While it didn’t really seem that way a couple weeks ago, this is a huge game for the Lions heading into the bye. They can’t lose two straight road games, head to the week off at .500 with two straight road games looming and still expect to make the playoffs.
The Lions will be ready for the occasion and beat Dallas 30-26.
Zac Snyder – The Cowboys and Lions are relatively even teams, both with playmakers on offense and some problems on defense. With home field advantage and a Cowboys offense more prone to turning the ball over, I give a slight edge to the Lions. Final score: 27-21.
Dean Holden - This week, we get to watch the Lions and Cowboys square off in a matchup between two teams with no sense of consistency. Ultimately, the game will be decided by which versions of the two teams show up. Do the Cowboys get “four-interception” Tony Romo, or “500-yard, five-touchdown” Romo? Do the Lions get “pinpoint accuracy” Matthew Stafford, or “Josh Freeman overthrows” Stafford?
The Lions’ defense isn’t very good at preventing yardage, but they’re opportunistic. They force turnovers and get stops in third down/red zone situations. More specifically, when the Lions defense brings pressure, they win. They couldn’t force the Bengals offense into mistakes because the Bengals’ offensive line dominated the game. The Cowboys’ offensive line is not nearly as talented, which means the pass rush should be able to force Bad Romo onto the field.
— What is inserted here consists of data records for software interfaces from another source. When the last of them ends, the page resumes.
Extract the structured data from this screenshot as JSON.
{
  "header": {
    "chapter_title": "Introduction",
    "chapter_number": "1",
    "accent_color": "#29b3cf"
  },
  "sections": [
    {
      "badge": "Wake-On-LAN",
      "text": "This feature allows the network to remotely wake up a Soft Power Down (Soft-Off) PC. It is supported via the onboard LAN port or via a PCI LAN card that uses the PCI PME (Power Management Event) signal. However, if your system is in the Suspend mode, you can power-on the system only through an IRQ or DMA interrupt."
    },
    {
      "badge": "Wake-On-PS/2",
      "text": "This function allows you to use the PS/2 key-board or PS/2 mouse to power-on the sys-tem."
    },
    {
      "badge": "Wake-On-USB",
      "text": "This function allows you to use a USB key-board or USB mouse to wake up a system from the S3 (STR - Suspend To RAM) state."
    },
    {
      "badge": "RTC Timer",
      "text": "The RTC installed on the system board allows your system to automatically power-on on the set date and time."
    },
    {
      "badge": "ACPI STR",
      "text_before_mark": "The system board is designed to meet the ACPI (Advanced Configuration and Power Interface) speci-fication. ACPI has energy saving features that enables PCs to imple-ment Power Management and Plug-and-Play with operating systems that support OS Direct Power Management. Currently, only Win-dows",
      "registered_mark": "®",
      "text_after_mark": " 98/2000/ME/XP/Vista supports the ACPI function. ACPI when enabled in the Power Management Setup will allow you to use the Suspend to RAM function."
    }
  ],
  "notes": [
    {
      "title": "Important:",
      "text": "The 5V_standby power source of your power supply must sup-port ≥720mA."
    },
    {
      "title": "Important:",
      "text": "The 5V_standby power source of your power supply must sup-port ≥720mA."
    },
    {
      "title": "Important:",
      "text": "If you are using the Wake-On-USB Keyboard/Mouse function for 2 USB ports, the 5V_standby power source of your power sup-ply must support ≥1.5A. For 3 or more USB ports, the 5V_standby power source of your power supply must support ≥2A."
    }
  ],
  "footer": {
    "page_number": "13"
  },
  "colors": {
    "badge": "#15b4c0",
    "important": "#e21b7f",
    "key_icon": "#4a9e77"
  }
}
I don’t see anybody taking control of this game. It should be hard-fought down to the wire, but I can’t see the Lions dropping a second straight home game. If they do, it’ll be a long bye week at 4-4. Cowboys 30, Lions 33.
Topics: Detroit Lions